Employers' CPF rate up 1% - but not now
Employer CPF Contribution Rate In Singapore To Go Up By 1%
Source: Government of Singapore Posted on: 2nd May 2010
Employer CPF contribution rate to go up by 1% to help workers build up retirement savings.
At the May Day Rally this morning, Prime Minister Lee Hsien Loong announced that the Government will raise the employers’ CPF contribution rate by 1 percentage point.
The increase will be done gradually in two steps to moderate the impact on employers.
The first 0.5 percentage point increase will be implemented on 1 September 2010, and be made into the Medisave Account (MA). The remaining 0.5 percentage point increase will be effected 6 months later on 1 March 2011, and will be made to the Special Account (SA).
Currently, self-employed persons (SEPs) with annual net trade income exceeding $6,000 are required to contribute to their MA. With the 0.5% increase in employer CPF contribution to MA, the Medisave contribution rates for SEPs will also be increased by 0.5% with effect from 1 September 2010.
Minister for Manpower Mr Gan Kim Yong said, “The 1% increase in employer’s CPF contribution is timely.
The increase, which will go to the Medisave and Special Accounts, will help Singaporeans save more for their medical and retirement needs. The Government’s phased approach also takes into account NTUC’s call as well as employers’ feedback.
I am heartened that employers have given their support for the move. Both employers and workers should see the CPF increase as part of the total wage package, while balancing overall competitiveness.”
S'pore to raise employers' pension contribution by 1 pct Print E-mail
Sunday, 02 May 2010
Bosses in Singapore will have to pay an additional 1 percent of salary to their employees' pension plan to raise the amount of savings available to people in their old age, Prime Minister Lee Hsien Loong said on Saturday.

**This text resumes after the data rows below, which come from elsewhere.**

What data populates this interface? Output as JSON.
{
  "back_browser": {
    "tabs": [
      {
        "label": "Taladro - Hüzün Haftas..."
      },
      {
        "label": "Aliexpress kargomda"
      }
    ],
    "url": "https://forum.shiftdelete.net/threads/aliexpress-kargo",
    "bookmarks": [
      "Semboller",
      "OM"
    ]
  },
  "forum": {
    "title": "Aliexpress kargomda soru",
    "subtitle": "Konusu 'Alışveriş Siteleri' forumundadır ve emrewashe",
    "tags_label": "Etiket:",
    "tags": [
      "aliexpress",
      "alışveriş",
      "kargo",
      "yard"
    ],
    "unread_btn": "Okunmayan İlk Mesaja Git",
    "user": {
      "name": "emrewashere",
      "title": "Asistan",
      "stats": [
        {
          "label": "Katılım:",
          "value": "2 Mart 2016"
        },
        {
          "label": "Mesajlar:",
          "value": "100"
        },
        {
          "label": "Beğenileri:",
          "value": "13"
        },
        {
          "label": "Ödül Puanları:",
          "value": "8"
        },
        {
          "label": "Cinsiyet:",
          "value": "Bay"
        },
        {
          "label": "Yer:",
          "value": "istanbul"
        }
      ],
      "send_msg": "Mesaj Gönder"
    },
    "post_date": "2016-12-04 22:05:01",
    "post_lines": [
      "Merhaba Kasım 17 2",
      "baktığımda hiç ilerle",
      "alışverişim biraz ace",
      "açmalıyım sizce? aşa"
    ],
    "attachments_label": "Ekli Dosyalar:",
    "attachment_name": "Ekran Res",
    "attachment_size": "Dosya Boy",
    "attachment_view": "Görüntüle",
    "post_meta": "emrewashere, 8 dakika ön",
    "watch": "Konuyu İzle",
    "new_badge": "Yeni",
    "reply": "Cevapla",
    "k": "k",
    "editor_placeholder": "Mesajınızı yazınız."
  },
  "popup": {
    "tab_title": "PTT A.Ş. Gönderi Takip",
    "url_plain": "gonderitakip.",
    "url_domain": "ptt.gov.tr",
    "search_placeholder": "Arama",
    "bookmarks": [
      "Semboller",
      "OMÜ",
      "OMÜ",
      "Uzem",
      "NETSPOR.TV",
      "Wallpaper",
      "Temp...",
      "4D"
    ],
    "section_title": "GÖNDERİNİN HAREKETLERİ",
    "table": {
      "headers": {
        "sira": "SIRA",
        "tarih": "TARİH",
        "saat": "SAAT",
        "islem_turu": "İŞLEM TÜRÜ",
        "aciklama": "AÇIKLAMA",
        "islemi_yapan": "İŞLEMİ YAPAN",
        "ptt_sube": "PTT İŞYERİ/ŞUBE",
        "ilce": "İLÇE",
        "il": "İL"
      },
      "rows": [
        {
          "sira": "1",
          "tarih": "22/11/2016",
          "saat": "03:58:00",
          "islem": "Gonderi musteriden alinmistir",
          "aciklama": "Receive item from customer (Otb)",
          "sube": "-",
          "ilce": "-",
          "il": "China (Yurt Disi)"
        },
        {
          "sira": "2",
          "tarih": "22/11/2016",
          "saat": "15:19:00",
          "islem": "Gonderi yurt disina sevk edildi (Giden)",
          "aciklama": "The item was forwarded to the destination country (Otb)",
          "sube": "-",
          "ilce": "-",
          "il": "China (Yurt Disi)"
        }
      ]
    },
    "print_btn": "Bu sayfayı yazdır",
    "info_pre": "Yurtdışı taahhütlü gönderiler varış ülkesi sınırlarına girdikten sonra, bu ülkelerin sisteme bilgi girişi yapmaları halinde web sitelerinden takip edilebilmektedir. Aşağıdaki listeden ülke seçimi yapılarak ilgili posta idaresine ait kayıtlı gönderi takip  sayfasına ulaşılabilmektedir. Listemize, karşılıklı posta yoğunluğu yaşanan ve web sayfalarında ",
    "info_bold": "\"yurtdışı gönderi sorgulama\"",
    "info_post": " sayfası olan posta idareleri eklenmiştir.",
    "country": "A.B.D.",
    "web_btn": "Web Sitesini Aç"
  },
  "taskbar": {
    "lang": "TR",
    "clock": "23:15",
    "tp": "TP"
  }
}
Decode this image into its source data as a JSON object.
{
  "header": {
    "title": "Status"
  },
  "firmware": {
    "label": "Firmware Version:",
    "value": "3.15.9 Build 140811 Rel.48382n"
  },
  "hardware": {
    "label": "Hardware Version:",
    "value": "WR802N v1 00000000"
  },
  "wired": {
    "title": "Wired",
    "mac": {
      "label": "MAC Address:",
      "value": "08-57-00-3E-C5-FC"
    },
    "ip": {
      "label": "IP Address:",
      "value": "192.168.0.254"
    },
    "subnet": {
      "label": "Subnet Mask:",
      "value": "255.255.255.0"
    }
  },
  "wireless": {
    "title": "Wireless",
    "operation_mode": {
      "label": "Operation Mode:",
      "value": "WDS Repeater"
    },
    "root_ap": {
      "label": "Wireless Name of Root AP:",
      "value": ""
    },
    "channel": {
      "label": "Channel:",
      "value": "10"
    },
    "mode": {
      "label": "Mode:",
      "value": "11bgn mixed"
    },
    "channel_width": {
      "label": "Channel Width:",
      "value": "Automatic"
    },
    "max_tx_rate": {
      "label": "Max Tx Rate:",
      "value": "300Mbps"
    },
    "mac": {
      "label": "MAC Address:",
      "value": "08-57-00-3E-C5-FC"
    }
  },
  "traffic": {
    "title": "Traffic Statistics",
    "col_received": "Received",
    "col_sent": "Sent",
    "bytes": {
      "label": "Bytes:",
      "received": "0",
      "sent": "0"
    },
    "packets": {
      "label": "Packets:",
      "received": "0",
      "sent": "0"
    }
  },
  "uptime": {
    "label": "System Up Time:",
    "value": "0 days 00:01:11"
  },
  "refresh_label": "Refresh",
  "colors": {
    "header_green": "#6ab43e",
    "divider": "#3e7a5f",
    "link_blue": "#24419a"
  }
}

He said employers face a 0.5 percentage point increase in their contribution to the Central Provident Fund (CPF) in September, with the other 0.5 percentage point rise taking effect in March 2011, according to local media reports.
Most Singaporeans are required to put aside 20 percent of their salary into the CPF, while employers are currently required to contribute an additional 14.5 percent on top of what they pay their staff. Employers' contribution to the CPF will rise further to 16 percent of salary if the economy continues to grow strongly in the next 1-2 years, Lee said at a Labour Day celebration, the Straits Times and Channel NewsAsia reported on their websites.
"When times were hard, workers made sacrifices to keep firms afloat. So in good times, it is fair to give back some to workers," the Straits Times quoted Lee as saying.
Singapore's economy grew by 13.1 percent in the first quarter from a year ago, helped by a recovery in manufacturing, and the government is projecting growth at 7-9 percent this year.
CPF Contribution for Workers Raises in Singapore
Submitted by Senthil Kumar
Lee-Hsien-LoongAfter an impending wait, the Government, on the eve of May Day Rally in Singapore, finally announced to raise CPF contribution rate by 1% point. This would mean the employer’s contribution rate to go up by 14.5 to 15.5%.
In response to the recent labor movement that called for a reinstatement of employers’ CPF contribution rate to workers, this growth is a step taken by the Prime Minister Lee Hsien Loong to enhance the call.
But looking at the employers’ fear over the rise, P. M. said, “Employers understand that when times were hard, workers made sacrifices to keep firms afloat, so in good times, it is fair to give back some to workers”.
This noticeable change would be ramped in two phases. A 0.5% point increase for first six months to be paid into Medisave Account constitutes the first step of the year; and, the remaining 0.5% point increase affected in the later six months to be paid into the Specila Account is the second.
A constant improvement in the economy of Singapore would ensure CPF contribution target rate of 36% within next year, ensured P. M. Lee. Till then, the companies would be given a time to adjust to this change of high rating.